Saved entries
----------

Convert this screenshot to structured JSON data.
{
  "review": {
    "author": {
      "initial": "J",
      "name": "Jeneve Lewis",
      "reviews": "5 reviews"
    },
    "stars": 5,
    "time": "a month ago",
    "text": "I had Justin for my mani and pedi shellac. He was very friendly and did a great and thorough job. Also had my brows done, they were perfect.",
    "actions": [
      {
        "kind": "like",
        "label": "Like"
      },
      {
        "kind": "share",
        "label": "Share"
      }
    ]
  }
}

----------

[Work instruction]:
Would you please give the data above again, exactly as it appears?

[Exercise result]:
Convert this screenshot to structured JSON data.
{
  "review": {
    "author": {
      "initial": "J",
      "name": "Jeneve Lewis",
      "reviews": "5 reviews"
    },
    "stars": 5,
    "time": "a month ago",
    "text": "I had Justin for my mani and pedi shellac. He was very friendly and did a great and thorough job. Also had my brows done, they were perfect.",
    "actions": [
      {
        "kind": "like",
        "label": "Like"
      },
      {
        "kind": "share",
        "label": "Share"
      }
    ]
  }
}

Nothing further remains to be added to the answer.